Julia Zemiro:
Yeah.

Professor Ian Hickie:
But, the opportunity of the young people, I mean Martin's making a key point is it's actually very helpful to encourage young people to do what they’re already doing. To share the information, to disclose, to pass it on to others. What they often don't have is the answer. You don't want to be stuck in the cul-de-sac of 15-year-olds taking care of 15-year-olds. Because they don't have the experience. So the facilitating issue, I think the bullying examples, we’ve seen this in suicide prevention. Much of the smarter responses are coming from 15-year-olds organising themselves on social media to actually help the person than what is coming from the outside world, which is having a panic attack over are we doing the right thing or not in these areas. So, there's a whole issue here; we’ve got to make use of what we’ve already got.

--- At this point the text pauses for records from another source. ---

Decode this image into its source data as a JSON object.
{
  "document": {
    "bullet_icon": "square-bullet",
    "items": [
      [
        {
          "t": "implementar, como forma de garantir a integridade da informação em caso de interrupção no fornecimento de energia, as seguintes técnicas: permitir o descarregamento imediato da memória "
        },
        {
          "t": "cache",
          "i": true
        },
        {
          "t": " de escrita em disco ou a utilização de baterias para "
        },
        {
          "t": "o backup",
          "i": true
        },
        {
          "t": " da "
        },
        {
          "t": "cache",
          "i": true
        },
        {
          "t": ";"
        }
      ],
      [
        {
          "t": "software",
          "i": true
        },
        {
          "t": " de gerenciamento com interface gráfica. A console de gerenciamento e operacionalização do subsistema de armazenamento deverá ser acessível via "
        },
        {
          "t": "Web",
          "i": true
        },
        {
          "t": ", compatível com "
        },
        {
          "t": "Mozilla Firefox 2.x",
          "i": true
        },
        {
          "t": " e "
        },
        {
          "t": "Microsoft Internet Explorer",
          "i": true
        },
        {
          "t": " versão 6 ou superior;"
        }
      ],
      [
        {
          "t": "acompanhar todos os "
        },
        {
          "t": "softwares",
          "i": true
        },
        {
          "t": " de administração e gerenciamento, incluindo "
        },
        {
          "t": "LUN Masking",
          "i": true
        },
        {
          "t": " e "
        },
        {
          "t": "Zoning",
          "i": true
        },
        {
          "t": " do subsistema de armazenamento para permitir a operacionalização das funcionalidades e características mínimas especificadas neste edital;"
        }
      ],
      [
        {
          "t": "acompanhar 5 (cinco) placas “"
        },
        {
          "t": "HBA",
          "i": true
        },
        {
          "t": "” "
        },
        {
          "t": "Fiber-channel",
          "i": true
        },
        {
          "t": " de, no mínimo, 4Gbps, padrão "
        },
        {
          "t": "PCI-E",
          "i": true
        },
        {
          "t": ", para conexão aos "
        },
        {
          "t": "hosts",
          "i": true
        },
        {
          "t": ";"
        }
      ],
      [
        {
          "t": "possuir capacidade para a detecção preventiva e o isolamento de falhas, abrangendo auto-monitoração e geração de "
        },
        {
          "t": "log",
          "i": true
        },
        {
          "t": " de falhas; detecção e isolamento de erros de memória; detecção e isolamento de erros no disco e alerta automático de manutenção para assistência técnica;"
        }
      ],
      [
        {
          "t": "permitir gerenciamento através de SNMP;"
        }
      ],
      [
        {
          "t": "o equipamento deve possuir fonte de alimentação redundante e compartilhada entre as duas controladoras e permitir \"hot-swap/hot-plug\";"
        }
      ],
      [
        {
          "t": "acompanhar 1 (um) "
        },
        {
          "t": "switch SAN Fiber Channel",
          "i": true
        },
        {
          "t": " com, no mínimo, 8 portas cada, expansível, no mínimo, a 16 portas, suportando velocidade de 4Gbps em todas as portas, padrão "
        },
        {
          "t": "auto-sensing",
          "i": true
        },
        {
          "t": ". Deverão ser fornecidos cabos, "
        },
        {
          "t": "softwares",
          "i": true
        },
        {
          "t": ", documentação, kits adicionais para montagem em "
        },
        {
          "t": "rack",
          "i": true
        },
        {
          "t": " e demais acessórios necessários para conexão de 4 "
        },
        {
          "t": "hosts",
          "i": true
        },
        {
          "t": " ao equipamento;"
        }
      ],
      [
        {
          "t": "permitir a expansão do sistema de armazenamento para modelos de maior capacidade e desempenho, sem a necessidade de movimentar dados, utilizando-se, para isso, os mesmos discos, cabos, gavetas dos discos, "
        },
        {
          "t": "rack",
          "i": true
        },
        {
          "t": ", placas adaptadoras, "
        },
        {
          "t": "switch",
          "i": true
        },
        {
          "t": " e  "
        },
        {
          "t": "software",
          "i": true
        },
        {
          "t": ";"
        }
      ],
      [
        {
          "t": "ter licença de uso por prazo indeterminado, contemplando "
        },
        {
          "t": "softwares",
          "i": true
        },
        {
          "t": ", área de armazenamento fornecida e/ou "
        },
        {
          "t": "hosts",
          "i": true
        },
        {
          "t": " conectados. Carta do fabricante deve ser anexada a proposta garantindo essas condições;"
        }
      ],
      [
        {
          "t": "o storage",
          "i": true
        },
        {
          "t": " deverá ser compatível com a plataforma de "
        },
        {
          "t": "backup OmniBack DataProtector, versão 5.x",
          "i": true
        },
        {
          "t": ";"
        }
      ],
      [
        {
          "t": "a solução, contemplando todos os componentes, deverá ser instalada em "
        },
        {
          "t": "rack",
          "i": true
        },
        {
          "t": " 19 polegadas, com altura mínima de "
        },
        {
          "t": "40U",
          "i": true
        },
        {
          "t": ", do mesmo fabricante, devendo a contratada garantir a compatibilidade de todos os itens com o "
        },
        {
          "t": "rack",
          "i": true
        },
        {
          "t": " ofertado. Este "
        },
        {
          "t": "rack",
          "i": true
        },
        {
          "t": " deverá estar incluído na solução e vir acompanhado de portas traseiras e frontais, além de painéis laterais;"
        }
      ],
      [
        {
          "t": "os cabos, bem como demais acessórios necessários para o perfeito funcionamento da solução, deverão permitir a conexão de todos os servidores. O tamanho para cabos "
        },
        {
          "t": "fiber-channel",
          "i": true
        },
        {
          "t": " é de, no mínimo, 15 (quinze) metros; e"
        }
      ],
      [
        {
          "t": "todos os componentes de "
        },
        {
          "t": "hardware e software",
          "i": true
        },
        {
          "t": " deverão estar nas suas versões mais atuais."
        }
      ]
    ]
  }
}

An awareness, a non-stigmatising attitude and then back it up with the school environments and the professional situations that then can take over responsibility and for those in serious trouble, get them on a path to recovery.

Julia Zemiro:
So, let's wrap up with a take-away message, Dr. Alex Parker, what is the most important thing you want to tell school staff? 

Dr. Alexandra Parker:
I think for this is to not be afraid to ask questions, to not be afraid to give the time to listen, and then to actually know who to go to in the next phase if you need to. Take on as much information as you can from peers, from parents, from other staff and then formulating what is the best approach to help that young person.

Julia Zemiro:
I think she's correct.